In 1975, federal regulations required all motorcycles sold in America to have standardized left-side shift and right-side brake controls. Of course Triumph complied with this, as did Bonneville's main competitors, the Norton Commando and the Harley-Davidson Sportster.
Although this was a tough time in Triumph Bonneville history, it continued to be a great motorcycle. When fitted with the five-speed transmission and front disc brake, it was quick, well-mannered, and had decent long-distance comfort.
A rear disc brake arrived in 1976, improving braking. A year later, a Limited Edition Special called the Triumph T140VJ Bonneville Silver Jubilee helped sales, although briefly.

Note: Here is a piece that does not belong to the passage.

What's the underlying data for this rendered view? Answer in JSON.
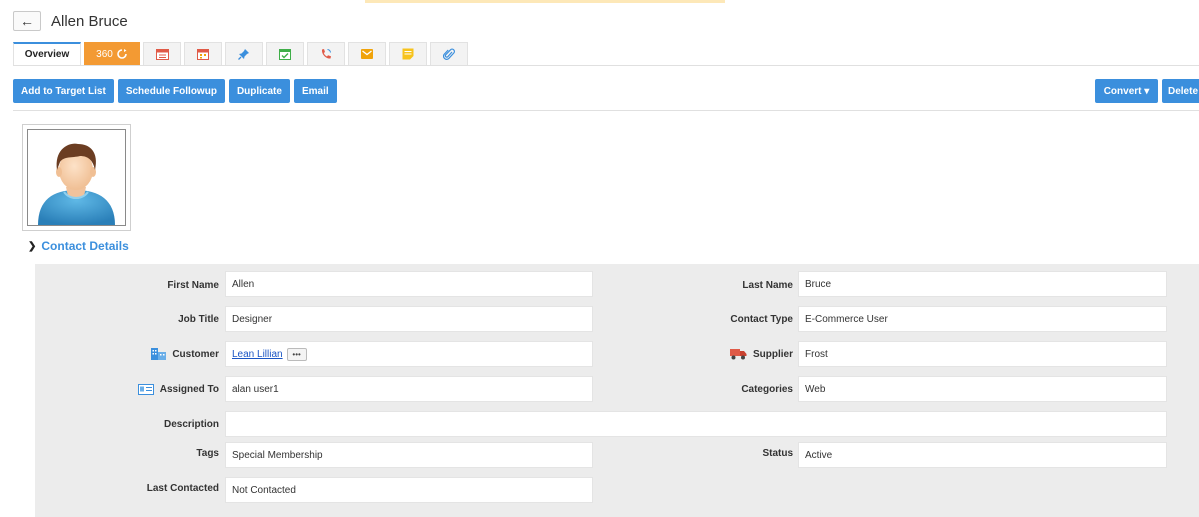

New cylinder heads and improved Amal MkII carbs were fitted in 1978, and a year later electronic ignition is introduced. 1979 saw the arrival of the T140D Bonneville Special with Lester alloy wheels, siamesed exhaust and blacked-out engine. Negative-ground electrics and a new alternator were added in anticipation of an electric starter.
The Bonneville finally got an electric starter, along with a re-designed timing cover. The 1980 ES model was the first to feature electric start, followed by the Executive model (with hard bags). A minor change saw the rear brake caliper now located above the rear swing-arm.
Triumph Bonneville Royal Limited Edition
Built to commemorate the British royal wedding of Prince Charles and Lady Diana, the T140LE Royal Wedding was essentially an effort to increase sales. The the new model featured alloy wheels and chrome gas tank, and was built in very low numbers.
Triumph Bonneville T140W TSS
Outside engineering firms like Rickman and Westlake had been working on new cylinder heads for the 750cc engine. Triumph adapted a version of the Westlake setup and offered it as the Bonneville TSS. The four-valve-per-cylinder head boosted output to 58 horsepower.
The alloy, 8-valve engine, based on the Westlake head, was offered with an optional rubber-mounted frame. A TSX Custom model featured alloy wheels and high bars.
Between 1982 and 1983, less than 500 Bonneville TSS models were built. Of these, only 112 were imported to the United States. Final Meriden Bonnies were the TSX and rubber-mounted TSS, both with the 8-valve engine. A 16" rear wheel and decals were added to the TSX Custom.
Original vs Custom Bonneville
A large percentage of Bonnevilles have been "customized" through the decades. Their clean lines and simple construction made them ideal for modifications, and many good-intentioned riders built choppers through the seventies, cutting and raking necks and removing/throwing away good factory parts. This is why, when you come across a vintage British bike that's mostly still original, the best thing to do is to keep it that way.